Carbonate Reservoirs. Presented at the Canadian Uncon- viously, he was a reservoir engineer with Shell E&P in Houston for six
ventional Resources and International Petroleum Confer- years, working on low-salinity waterflooding, chemical EOR, and mis-
ence, Calgary, 19–21 October. SPE-137634-MS. http://dx.doi. cible gas injection. His research interests are in IOR/EOR. Ayirala has
org/10.2118/137634-MS. authored or coauthored approximately 30 technical papers, more than
Yousef, A.A., Al-Saleh, S.H., Al-Kaabi, A. et al. 2011. Laboratory 20 journal publications, and is the inventor or coinventor for several
Investigation of the Impact of Injection-Water Salinity and pending patent applications in this specialized area. He holds MS and
Ionic Content on Oil Recovery from Carbonate Reservoirs. PhD degrees in petroleum engineering from Louisiana State University,
SPE Res Eval & Eng 14 (5): 578–593. SPE-137634-PA. http:// Baton Rouge. Ayirala currently volunteers for SPE as an associate ed-

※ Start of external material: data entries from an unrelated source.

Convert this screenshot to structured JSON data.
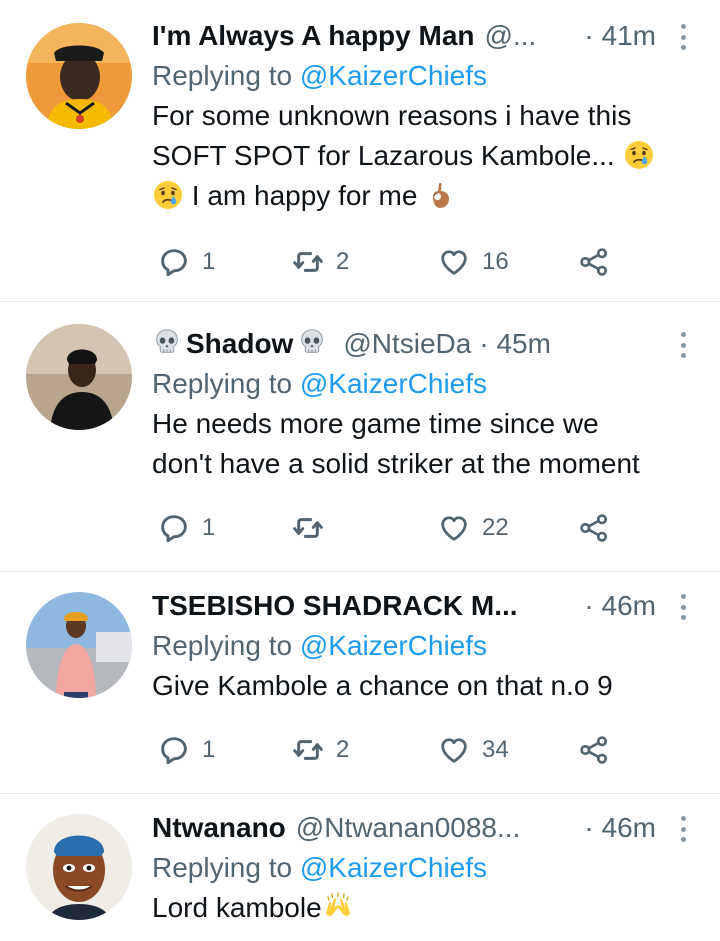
{
  "tweets": [
    {
      "name": "I'm Always A happy Man",
      "handle": "@...",
      "time": "· 41m",
      "replying_prefix": "Replying to",
      "replying_to": "@KaizerChiefs",
      "lines": [
        "For some unknown reasons i have this",
        "SOFT SPOT for Lazarous Kambole...",
        "I am happy for me"
      ],
      "replies": "1",
      "retweets": "2",
      "likes": "16"
    },
    {
      "name": "Shadow",
      "handle": "@NtsieDa",
      "time": "· 45m",
      "replying_prefix": "Replying to",
      "replying_to": "@KaizerChiefs",
      "lines": [
        "He needs more game time since we",
        "don't have a solid striker at the moment"
      ],
      "replies": "1",
      "retweets": "",
      "likes": "22"
    },
    {
      "name": "TSEBISHO SHADRACK M...",
      "handle": "",
      "time": "· 46m",
      "replying_prefix": "Replying to",
      "replying_to": "@KaizerChiefs",
      "lines": [
        "Give Kambole a chance on that n.o 9"
      ],
      "replies": "1",
      "retweets": "2",
      "likes": "34"
    },
    {
      "name": "Ntwanano",
      "handle": "@Ntwanan0088...",
      "time": "· 46m",
      "replying_prefix": "Replying to",
      "replying_to": "@KaizerChiefs",
      "lines": [
        "Lord kambole"
      ],
      "replies": "",
      "retweets": "",
      "likes": ""
    }
  ],
  "icons": {
    "reply": "reply-icon",
    "retweet": "retweet-icon",
    "like": "heart-icon",
    "share": "share-icon",
    "more": "more-vertical-icon"
  },
  "colors": {
    "link": "#1d9bf0",
    "secondary": "#536471",
    "divider": "#e3e7ea"
  }
}
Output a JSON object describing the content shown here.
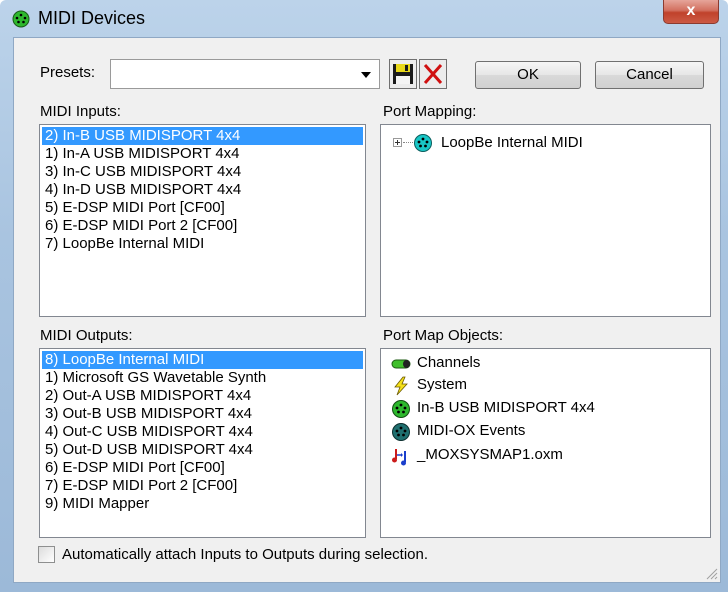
{
  "window": {
    "title": "MIDI Devices",
    "close_glyph": "x",
    "icon": "midi-din-icon"
  },
  "presets": {
    "label": "Presets:",
    "value": ""
  },
  "toolbar": {
    "save_icon": "floppy-save-icon",
    "delete_icon": "red-x-delete-icon",
    "ok_label": "OK",
    "cancel_label": "Cancel"
  },
  "midi_inputs": {
    "label": "MIDI Inputs:",
    "items": [
      "2) In-B USB MIDISPORT 4x4",
      "1) In-A USB MIDISPORT 4x4",
      "3) In-C USB MIDISPORT 4x4",
      "4) In-D USB MIDISPORT 4x4",
      "5) E-DSP MIDI Port [CF00]",
      "6) E-DSP MIDI Port 2 [CF00]",
      "7) LoopBe Internal MIDI"
    ],
    "selected_index": 0
  },
  "port_mapping": {
    "label": "Port Mapping:",
    "nodes": [
      "LoopBe Internal MIDI"
    ]
  },
  "midi_outputs": {
    "label": "MIDI Outputs:",
    "items": [
      "8) LoopBe Internal MIDI",
      "1) Microsoft GS Wavetable Synth",
      "2) Out-A USB MIDISPORT 4x4",
      "3) Out-B USB MIDISPORT 4x4",
      "4) Out-C USB MIDISPORT 4x4",
      "5) Out-D USB MIDISPORT 4x4",
      "6) E-DSP MIDI Port [CF00]",
      "7) E-DSP MIDI Port 2 [CF00]",
      "9) MIDI Mapper"
    ],
    "selected_index": 0
  },
  "port_map_objects": {
    "label": "Port Map Objects:",
    "items": [
      {
        "label": "Channels",
        "icon": "channels-pill-icon"
      },
      {
        "label": "System",
        "icon": "lightning-bolt-icon"
      },
      {
        "label": "In-B USB MIDISPORT 4x4",
        "icon": "midi-port-green-icon"
      },
      {
        "label": "MIDI-OX Events",
        "icon": "midi-port-teal-icon"
      },
      {
        "label": "_MOXSYSMAP1.oxm",
        "icon": "music-note-file-icon"
      }
    ]
  },
  "auto_attach": {
    "label": "Automatically attach Inputs to Outputs during selection.",
    "checked": false
  },
  "colors": {
    "selection": "#3399ff",
    "title_bar": "#a9c4e0",
    "close_button": "#c0422b",
    "dialog_bg": "#f0f0f0"
  }
}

dx.doi.org/10.2118/137634-PA. itor for SPE Reservoir Evaluation & Engineering and as a lead editor
Yousef, A.A., Liu, J., Blanchard, G. et al. 2012. SmartWater for SPE’s The Way Ahead. He is also an associate editor for Journal of
Flooding: Industry’s First Field Test in Carbonate Reservoirs. Petroleum Science and Engineering, an Elsevier International journal.

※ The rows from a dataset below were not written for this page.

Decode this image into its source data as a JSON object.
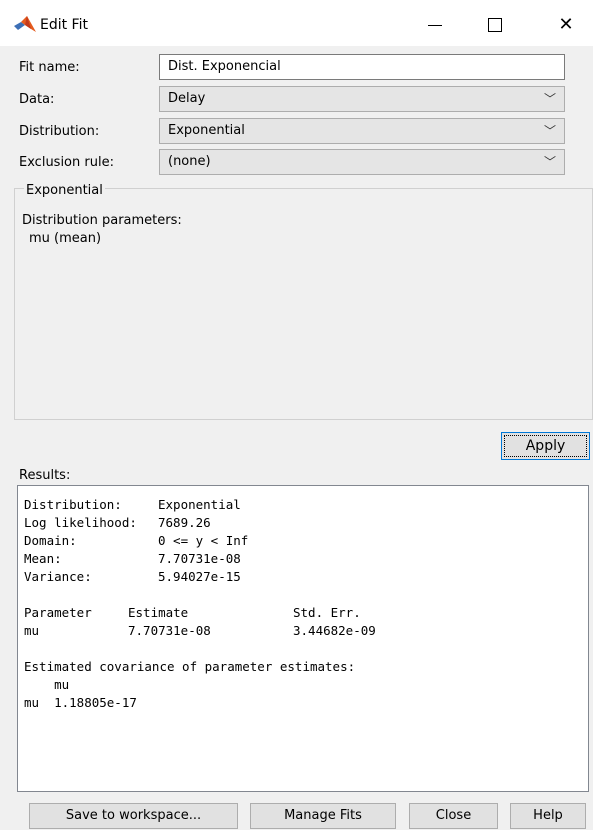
{
  "window": {
    "title": "Edit Fit",
    "icon": "matlab-logo",
    "controls": {
      "minimize": "minimize-icon",
      "maximize": "maximize-icon",
      "close": "close-icon"
    }
  },
  "form": {
    "fit_name_label": "Fit name:",
    "fit_name_value": "Dist. Exponencial",
    "data_label": "Data:",
    "data_value": "Delay",
    "distribution_label": "Distribution:",
    "distribution_value": "Exponential",
    "exclusion_label": "Exclusion rule:",
    "exclusion_value": "(none)"
  },
  "group": {
    "title": "Exponential",
    "subtitle": "Distribution parameters:",
    "param": "mu (mean)"
  },
  "apply_label": "Apply",
  "results": {
    "label": "Results:",
    "lines": [
      [
        "Distribution:",
        "Exponential",
        ""
      ],
      [
        "Log likelihood:",
        "7689.26",
        ""
      ],
      [
        "Domain:",
        "0 <= y < Inf",
        ""
      ],
      [
        "Mean:",
        "7.70731e-08",
        ""
      ],
      [
        "Variance:",
        "5.94027e-15",
        ""
      ],
      [
        "",
        "",
        ""
      ],
      [
        "Parameter",
        "Estimate",
        "Std. Err."
      ],
      [
        "mu",
        "7.70731e-08",
        "3.44682e-09"
      ],
      [
        "",
        "",
        ""
      ],
      [
        "Estimated covariance of parameter estimates:",
        "",
        ""
      ],
      [
        "    mu",
        "",
        ""
      ],
      [
        "mu  1.18805e-17",
        "",
        ""
      ]
    ]
  },
  "buttons": {
    "save": "Save to workspace...",
    "manage": "Manage Fits",
    "close": "Close",
    "help": "Help"
  }
}
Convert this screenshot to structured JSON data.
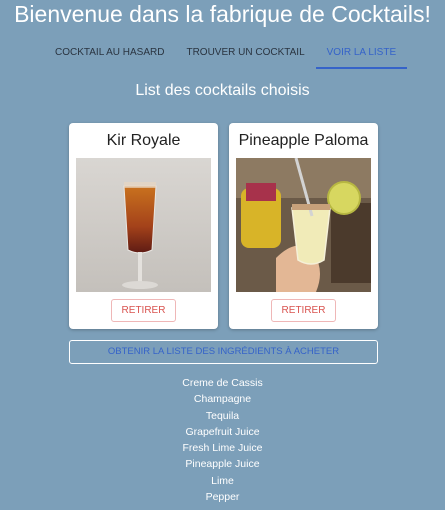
{
  "header": {
    "title": "Bienvenue dans la fabrique de Cocktails!"
  },
  "tabs": [
    {
      "label": "COCKTAIL AU HASARD"
    },
    {
      "label": "TROUVER UN COCKTAIL"
    },
    {
      "label": "VOIR LA LISTE",
      "active": true
    }
  ],
  "main": {
    "section_title": "List des cocktails choisis"
  },
  "cards": [
    {
      "title": "Kir Royale",
      "image": "kir-royale-photo",
      "remove_label": "RETIRER"
    },
    {
      "title": "Pineapple Paloma",
      "image": "pineapple-paloma-photo",
      "remove_label": "RETIRER"
    }
  ],
  "ingredients_button": {
    "label": "OBTENIR LA LISTE DES INGRÉDIENTS À ACHETER"
  },
  "ingredients": [
    "Creme de Cassis",
    "Champagne",
    "Tequila",
    "Grapefruit Juice",
    "Fresh Lime Juice",
    "Pineapple Juice",
    "Lime",
    "Pepper"
  ],
  "colors": {
    "background": "#7c9fb9",
    "accent": "#3563c9",
    "remove": "#d9534f",
    "card": "#ffffff"
  }
}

Presented at the SPE Annual Conference and Exhibition, San ­Ayirala was a recipient of the 2008 and 2013 SPE Outstanding Tech-
Antonio, Texas, USA, 8–10 October. SPE-159526-MS. http:// nical Editor Award, and a recipient of the 2013 Top Reviewer Award
dx.doi.org/10.2118/159526-MS. from Elsevier/JPSE.
Zhang, Y. and Sarma, H.K. 2012. Improving Waterflood Re-
covery Efficiency in Carbonate Reservoirs through Sa-
linity Variations and Ion Exchanges: A Promising Low-Cost
“Smart-Waterflood” Approach. Presented at the Abu Dhabi
International Petroleum Conference and Exhibition, Abu
Dhabi, UAE, 11–14 November. SPE-161631-MS. http://
dx.doi.org/10.2118/161631-MS.

82 Oil and Gas Facilities  •   October 2014